Your task is to find every line of the listing that includes "title" and copy it.

── Entries supplied ──

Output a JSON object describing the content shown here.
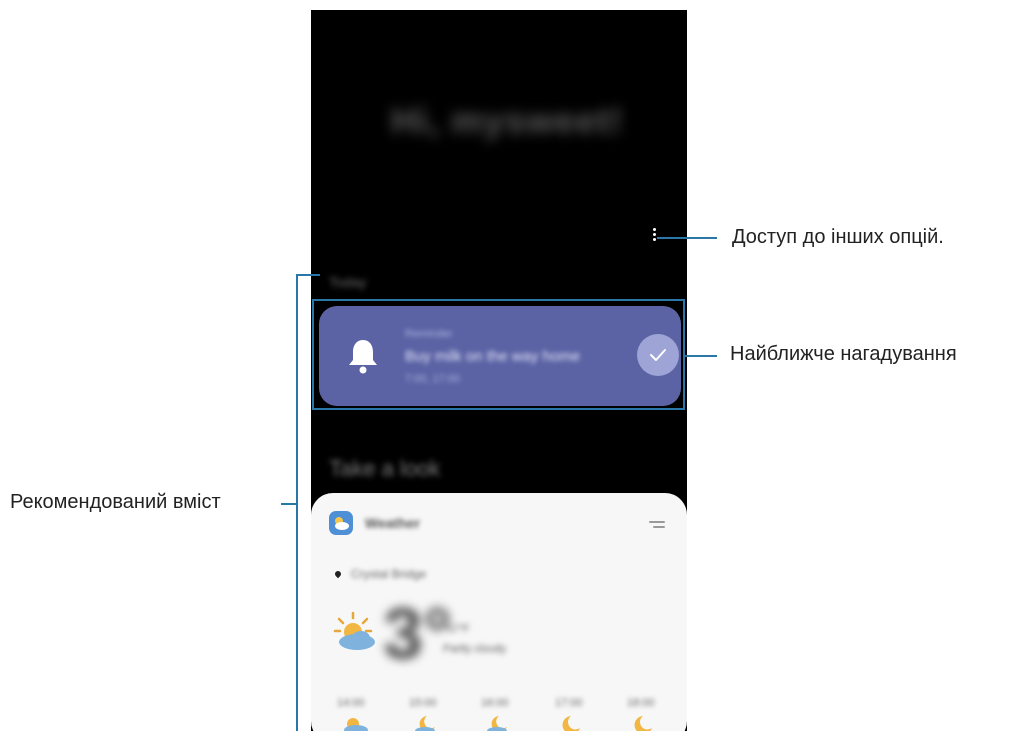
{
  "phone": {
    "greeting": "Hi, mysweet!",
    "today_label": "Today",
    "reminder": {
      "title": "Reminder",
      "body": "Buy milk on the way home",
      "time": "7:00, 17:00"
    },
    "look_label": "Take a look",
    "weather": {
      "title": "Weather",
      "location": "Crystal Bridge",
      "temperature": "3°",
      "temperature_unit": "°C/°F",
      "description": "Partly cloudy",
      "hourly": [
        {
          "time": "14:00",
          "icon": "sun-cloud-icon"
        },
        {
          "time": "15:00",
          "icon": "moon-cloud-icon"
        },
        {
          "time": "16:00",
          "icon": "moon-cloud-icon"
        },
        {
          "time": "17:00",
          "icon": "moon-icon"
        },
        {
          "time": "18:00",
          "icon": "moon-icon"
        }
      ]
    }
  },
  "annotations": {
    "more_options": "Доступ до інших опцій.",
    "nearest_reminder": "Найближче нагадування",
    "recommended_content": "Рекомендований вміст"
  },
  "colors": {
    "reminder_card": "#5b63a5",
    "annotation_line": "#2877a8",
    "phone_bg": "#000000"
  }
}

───
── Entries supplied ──

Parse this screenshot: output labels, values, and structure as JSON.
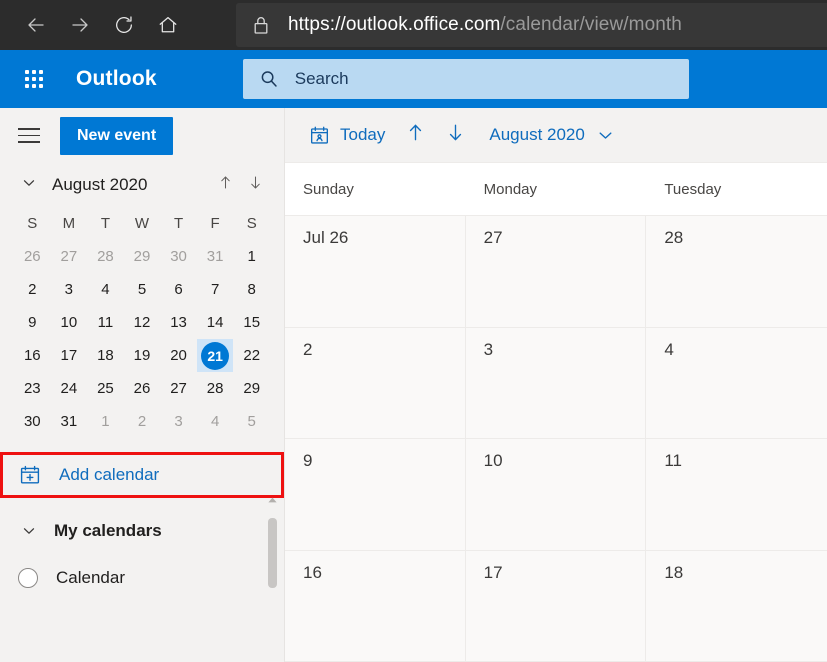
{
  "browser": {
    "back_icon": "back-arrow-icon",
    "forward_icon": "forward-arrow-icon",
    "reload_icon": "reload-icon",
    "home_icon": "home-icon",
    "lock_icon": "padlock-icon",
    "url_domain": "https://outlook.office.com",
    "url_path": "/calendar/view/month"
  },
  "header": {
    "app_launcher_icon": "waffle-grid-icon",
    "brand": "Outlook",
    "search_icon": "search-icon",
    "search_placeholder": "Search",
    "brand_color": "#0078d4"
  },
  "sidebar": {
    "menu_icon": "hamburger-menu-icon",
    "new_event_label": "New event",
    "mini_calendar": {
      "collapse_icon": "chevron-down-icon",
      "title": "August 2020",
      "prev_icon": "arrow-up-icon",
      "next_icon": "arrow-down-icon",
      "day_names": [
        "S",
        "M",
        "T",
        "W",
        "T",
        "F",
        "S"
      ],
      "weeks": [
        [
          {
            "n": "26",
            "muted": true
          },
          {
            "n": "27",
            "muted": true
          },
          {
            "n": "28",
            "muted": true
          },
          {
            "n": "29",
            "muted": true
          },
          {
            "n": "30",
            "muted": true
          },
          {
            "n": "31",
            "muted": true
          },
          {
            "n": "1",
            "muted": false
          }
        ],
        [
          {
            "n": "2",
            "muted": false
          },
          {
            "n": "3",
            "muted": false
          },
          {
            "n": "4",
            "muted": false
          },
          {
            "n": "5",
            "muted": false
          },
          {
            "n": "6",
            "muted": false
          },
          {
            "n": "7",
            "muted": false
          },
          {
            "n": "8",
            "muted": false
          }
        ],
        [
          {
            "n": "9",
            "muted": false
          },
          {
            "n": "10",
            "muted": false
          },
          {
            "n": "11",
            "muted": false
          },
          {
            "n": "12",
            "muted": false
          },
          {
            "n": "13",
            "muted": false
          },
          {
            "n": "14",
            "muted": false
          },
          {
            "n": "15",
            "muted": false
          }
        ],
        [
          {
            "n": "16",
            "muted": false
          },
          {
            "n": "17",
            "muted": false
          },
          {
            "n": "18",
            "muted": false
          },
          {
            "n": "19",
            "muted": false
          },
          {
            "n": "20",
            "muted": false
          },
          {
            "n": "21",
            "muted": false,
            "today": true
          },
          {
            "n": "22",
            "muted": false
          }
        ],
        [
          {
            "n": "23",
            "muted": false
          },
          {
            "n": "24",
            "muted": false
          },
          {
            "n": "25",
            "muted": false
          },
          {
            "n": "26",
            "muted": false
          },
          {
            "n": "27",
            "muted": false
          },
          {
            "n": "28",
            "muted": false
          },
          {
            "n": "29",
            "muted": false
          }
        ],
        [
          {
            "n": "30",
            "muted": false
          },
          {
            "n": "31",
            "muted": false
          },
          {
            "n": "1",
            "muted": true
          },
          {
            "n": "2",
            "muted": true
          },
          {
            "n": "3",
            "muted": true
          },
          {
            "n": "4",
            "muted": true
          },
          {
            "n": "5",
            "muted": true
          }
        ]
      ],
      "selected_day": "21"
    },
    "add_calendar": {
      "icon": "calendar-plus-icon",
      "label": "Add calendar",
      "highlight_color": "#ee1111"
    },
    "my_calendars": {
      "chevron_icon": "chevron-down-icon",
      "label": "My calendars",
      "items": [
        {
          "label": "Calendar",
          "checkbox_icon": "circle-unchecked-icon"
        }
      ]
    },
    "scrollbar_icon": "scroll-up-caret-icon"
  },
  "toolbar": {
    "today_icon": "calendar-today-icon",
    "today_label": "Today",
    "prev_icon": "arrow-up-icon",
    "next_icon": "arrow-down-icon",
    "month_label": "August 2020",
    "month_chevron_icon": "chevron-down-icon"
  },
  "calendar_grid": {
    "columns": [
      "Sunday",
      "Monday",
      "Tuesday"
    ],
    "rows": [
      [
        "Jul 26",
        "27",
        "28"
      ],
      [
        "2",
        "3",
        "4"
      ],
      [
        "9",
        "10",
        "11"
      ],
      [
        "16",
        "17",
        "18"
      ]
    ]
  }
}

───

▸ **Task result**:
      "title": "Reminder",
      "title": "Weather",
      "title": "August 2020",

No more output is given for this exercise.